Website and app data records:
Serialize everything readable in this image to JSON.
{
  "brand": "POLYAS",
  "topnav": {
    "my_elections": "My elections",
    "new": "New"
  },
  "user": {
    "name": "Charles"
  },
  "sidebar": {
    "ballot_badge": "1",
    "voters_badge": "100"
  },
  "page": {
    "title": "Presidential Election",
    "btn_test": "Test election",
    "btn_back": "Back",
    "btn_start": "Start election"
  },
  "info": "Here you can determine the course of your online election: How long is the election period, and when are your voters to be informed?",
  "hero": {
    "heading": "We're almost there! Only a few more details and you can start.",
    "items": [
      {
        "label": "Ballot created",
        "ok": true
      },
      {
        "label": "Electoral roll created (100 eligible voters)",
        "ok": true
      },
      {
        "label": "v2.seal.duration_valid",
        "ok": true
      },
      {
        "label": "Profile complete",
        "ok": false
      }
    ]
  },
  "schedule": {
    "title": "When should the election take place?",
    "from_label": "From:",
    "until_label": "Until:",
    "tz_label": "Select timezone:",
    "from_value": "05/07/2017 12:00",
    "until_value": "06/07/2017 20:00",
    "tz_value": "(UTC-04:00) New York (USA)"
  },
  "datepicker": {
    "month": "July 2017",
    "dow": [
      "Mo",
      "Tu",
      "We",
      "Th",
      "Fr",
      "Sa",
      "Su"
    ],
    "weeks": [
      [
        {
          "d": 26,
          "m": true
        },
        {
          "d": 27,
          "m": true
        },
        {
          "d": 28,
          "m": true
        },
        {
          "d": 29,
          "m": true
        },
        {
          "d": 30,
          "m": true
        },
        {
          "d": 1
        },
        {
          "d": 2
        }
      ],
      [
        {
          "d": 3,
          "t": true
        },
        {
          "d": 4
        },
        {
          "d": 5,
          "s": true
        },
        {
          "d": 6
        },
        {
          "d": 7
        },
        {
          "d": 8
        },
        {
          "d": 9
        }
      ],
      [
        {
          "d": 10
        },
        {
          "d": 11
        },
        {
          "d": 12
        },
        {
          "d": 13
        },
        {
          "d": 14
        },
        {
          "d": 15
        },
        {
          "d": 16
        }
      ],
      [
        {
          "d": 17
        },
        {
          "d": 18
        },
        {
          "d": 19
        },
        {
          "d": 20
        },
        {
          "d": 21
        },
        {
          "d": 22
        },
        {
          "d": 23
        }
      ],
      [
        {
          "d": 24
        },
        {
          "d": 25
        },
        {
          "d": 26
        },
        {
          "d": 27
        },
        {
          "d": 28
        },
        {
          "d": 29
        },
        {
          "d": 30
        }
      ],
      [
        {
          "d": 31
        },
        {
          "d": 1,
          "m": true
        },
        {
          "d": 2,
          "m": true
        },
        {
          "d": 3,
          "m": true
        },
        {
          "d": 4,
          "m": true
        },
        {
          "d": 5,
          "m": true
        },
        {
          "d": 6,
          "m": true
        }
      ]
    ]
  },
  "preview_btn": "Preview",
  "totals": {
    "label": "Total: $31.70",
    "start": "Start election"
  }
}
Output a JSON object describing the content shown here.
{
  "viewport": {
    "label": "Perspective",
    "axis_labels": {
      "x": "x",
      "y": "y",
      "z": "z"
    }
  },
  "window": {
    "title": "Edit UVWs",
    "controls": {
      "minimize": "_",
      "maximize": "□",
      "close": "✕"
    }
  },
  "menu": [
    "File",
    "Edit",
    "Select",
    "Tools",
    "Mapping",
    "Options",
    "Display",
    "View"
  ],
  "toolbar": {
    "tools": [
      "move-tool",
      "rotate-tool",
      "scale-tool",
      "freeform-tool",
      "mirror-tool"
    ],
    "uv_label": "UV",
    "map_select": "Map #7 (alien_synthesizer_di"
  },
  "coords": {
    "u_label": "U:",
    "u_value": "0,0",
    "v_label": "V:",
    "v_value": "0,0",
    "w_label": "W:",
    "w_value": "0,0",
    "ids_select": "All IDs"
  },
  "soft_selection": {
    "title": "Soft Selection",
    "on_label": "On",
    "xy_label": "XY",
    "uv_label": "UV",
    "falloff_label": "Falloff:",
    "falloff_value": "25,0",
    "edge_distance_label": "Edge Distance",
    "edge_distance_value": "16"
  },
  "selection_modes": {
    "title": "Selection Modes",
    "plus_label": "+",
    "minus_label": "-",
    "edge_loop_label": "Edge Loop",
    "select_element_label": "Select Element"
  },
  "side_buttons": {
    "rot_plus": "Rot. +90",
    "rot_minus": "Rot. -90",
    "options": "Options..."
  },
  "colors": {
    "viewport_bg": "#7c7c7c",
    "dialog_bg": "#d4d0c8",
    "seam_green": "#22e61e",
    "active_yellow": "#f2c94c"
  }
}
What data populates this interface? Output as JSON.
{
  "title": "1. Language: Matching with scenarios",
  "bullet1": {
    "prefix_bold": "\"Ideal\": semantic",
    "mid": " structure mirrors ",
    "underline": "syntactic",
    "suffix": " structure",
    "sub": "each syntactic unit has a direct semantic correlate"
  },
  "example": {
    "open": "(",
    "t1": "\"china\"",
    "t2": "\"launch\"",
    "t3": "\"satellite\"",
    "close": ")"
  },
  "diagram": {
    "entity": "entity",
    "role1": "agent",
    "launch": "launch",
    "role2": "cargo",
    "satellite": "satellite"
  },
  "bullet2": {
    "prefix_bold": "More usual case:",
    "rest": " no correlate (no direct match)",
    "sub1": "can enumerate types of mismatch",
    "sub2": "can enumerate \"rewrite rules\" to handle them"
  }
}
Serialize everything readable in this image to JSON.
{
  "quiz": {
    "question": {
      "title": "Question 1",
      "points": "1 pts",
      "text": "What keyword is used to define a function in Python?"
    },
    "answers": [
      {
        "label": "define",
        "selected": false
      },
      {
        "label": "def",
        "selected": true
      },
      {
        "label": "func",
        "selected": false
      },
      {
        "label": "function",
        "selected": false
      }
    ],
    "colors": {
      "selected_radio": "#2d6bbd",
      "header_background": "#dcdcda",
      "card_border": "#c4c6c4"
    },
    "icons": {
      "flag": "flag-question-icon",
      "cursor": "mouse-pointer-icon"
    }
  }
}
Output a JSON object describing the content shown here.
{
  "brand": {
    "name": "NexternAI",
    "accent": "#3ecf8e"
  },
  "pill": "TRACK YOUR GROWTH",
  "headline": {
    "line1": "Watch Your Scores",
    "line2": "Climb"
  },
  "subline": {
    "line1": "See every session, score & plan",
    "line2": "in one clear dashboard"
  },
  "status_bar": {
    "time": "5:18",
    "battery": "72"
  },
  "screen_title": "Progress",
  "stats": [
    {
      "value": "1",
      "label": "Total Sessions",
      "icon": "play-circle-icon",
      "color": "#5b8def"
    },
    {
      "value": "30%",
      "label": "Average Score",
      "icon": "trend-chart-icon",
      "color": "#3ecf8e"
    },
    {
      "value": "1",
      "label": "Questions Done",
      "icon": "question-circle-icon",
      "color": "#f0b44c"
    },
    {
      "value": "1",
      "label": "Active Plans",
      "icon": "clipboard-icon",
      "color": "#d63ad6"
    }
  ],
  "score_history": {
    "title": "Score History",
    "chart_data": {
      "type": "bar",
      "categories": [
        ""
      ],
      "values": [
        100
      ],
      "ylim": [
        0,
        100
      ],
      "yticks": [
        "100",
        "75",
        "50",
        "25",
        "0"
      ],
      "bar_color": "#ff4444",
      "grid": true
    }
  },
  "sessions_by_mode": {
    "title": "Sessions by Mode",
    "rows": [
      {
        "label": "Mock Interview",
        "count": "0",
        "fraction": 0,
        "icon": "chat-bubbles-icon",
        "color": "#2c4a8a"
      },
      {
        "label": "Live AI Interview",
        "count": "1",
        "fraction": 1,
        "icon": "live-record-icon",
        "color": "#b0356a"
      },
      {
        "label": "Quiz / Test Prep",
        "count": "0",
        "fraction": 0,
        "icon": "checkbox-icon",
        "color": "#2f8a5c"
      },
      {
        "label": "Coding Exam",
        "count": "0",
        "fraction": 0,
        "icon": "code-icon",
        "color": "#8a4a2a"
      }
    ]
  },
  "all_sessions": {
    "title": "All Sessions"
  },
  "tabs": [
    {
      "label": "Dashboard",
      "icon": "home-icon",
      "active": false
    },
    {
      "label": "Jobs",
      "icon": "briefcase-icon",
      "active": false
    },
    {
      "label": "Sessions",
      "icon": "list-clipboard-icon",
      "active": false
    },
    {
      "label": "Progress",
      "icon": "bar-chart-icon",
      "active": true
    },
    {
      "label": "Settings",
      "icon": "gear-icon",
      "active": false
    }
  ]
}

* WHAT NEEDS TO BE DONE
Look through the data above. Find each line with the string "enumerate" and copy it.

* WRITTEN ANSWER
    "sub1": "can enumerate types of mismatch",
    "sub2": "can enumerate \"rewrite rules\" to handle them"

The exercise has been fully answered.